Souris Calle opens with a voicemail ode from Bono, who speaks over a rumbling rock groove: “She seems to hide all looks that have ever fallen into her/ So that like an audience she can look them over/ Menacing and sullen, curls asleep with them/ Then all at once, as if awakened/ She turns her face to yours/ And with a shock you see yourself/ Tiny, inside the golden amber of her eyeballs.”
Both Anderson and Pharrell, as well as Jarvis Cocker, contribute short interludes fittingly titled, “A Cat Named Mouse,” while Stipe softly croons on the soothing cut, “Souris Nocturne.” Other contributors include the National (“Le Violon Blanc de Monsieur Souris”), Juliette Armanet (“Cool Cat”), Casey Spooner (“The Exquisite Corpse of Souris”) and the French duo Brigitte (“Souriais-tu Là?”).
Calle announced Souris Calle in June and the project debuted at the Perrotin gallery in Paris this month. The exhibit also includes a series of photographs and autobiographical texts Calle wrote about the deaths of not just her cat, but also her close family and friends.
“When you say you’re sad about the cat, it’s a bit obscene for people,” Called told Artnet. “You can’t say that.

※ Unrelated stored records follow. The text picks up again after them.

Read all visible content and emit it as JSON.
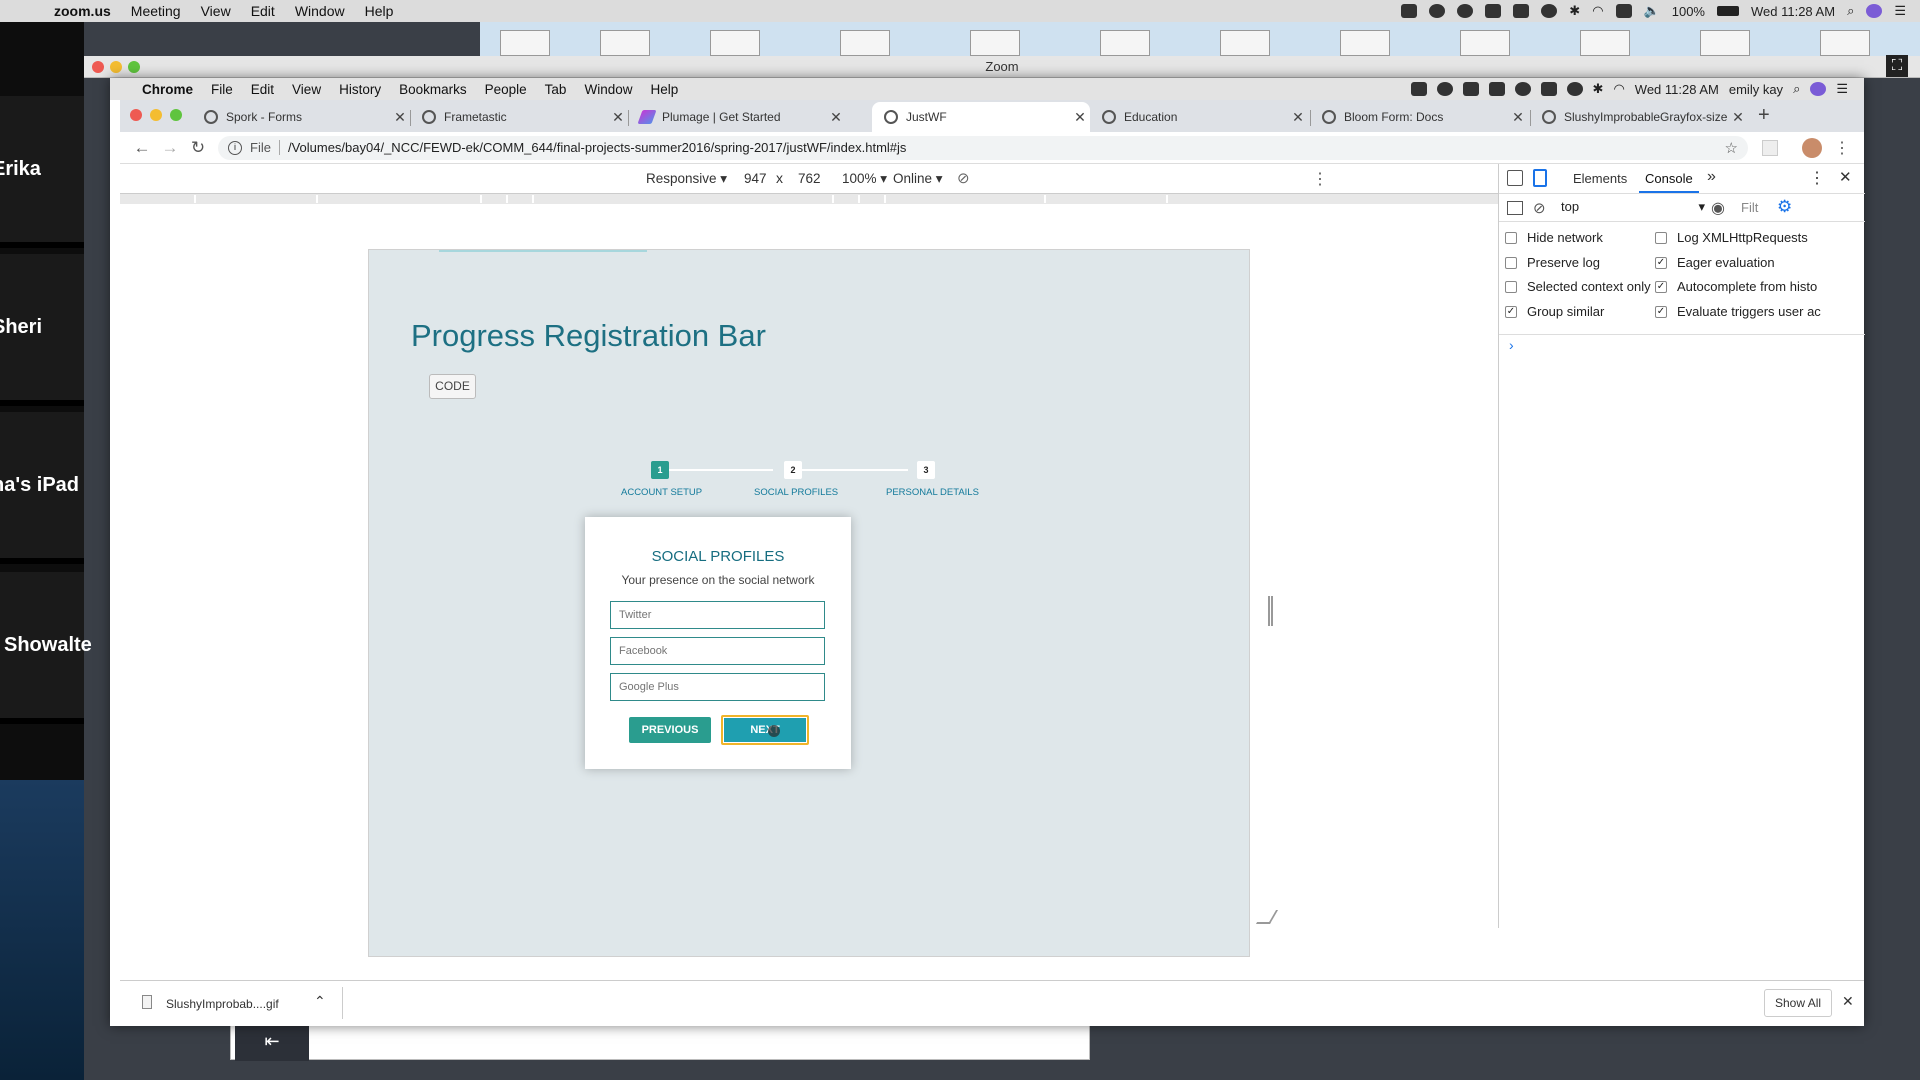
{
  "mac_menubar": {
    "app": "zoom.us",
    "items": [
      "Meeting",
      "View",
      "Edit",
      "Window",
      "Help"
    ],
    "battery": "100%",
    "clock": "Wed 11:28 AM"
  },
  "zoom_window": {
    "title": "Zoom"
  },
  "participants": [
    "Erika",
    "Sheri",
    "na's iPad",
    "Showalte"
  ],
  "chrome_menu": {
    "app": "Chrome",
    "items": [
      "File",
      "Edit",
      "View",
      "History",
      "Bookmarks",
      "People",
      "Tab",
      "Window",
      "Help"
    ],
    "clock": "Wed 11:28 AM",
    "user": "emily kay"
  },
  "tabs": [
    {
      "title": "Spork - Forms",
      "icon": "globe-icon"
    },
    {
      "title": "Frametastic",
      "icon": "globe-icon"
    },
    {
      "title": "Plumage | Get Started",
      "icon": "plumage-icon"
    },
    {
      "title": "JustWF",
      "icon": "globe-icon",
      "active": true
    },
    {
      "title": "Education",
      "icon": "globe-icon"
    },
    {
      "title": "Bloom Form: Docs",
      "icon": "globe-icon"
    },
    {
      "title": "SlushyImprobableGrayfox-size",
      "icon": "globe-icon"
    }
  ],
  "address_bar": {
    "scheme_label": "File",
    "url": "/Volumes/bay04/_NCC/FEWD-ek/COMM_644/final-projects-summer2016/spring-2017/justWF/index.html#js"
  },
  "device_toolbar": {
    "mode": "Responsive",
    "width": "947",
    "times": "x",
    "height": "762",
    "zoom": "100%",
    "network": "Online"
  },
  "page": {
    "title": "Progress Registration Bar",
    "code_button": "CODE",
    "steps": [
      {
        "number": "1",
        "label": "ACCOUNT SETUP",
        "active": true
      },
      {
        "number": "2",
        "label": "SOCIAL PROFILES",
        "active": false
      },
      {
        "number": "3",
        "label": "PERSONAL DETAILS",
        "active": false
      }
    ],
    "card": {
      "heading": "SOCIAL PROFILES",
      "subheading": "Your presence on the social network",
      "fields": [
        {
          "placeholder": "Twitter"
        },
        {
          "placeholder": "Facebook"
        },
        {
          "placeholder": "Google Plus"
        }
      ],
      "previous_label": "PREVIOUS",
      "next_label": "NEXT"
    }
  },
  "devtools": {
    "tabs": [
      "Elements",
      "Console"
    ],
    "active_tab": "Console",
    "more": "»",
    "context": "top",
    "filter_placeholder": "Filt",
    "prompt": "›",
    "settings": [
      {
        "label": "Hide network",
        "checked": false
      },
      {
        "label": "Log XMLHttpRequests",
        "checked": false
      },
      {
        "label": "Preserve log",
        "checked": false
      },
      {
        "label": "Eager evaluation",
        "checked": true
      },
      {
        "label": "Selected context only",
        "checked": false
      },
      {
        "label": "Autocomplete from histo",
        "checked": true
      },
      {
        "label": "Group similar",
        "checked": true
      },
      {
        "label": "Evaluate triggers user ac",
        "checked": true
      }
    ]
  },
  "download_bar": {
    "file": "SlushyImprobab....gif",
    "show_all": "Show All"
  },
  "colors": {
    "accent_teal": "#2a9d8f",
    "next_button": "#1f9fb0",
    "next_focus_outline": "#f0b429",
    "title_teal": "#1d7083",
    "page_bg": "#dfe7ea"
  }
}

I mean, if I say my mother or my father is dead, everyone tells me ‘Oh, poor thing, she lost her mother, oh, poor thing, she lost her father,’ but if we say that about our cat, we seem ridiculous. It makes me laugh, when for me, in my daily life, it was almost more violent, because I lived with my cat. I didn’t live with my parents.”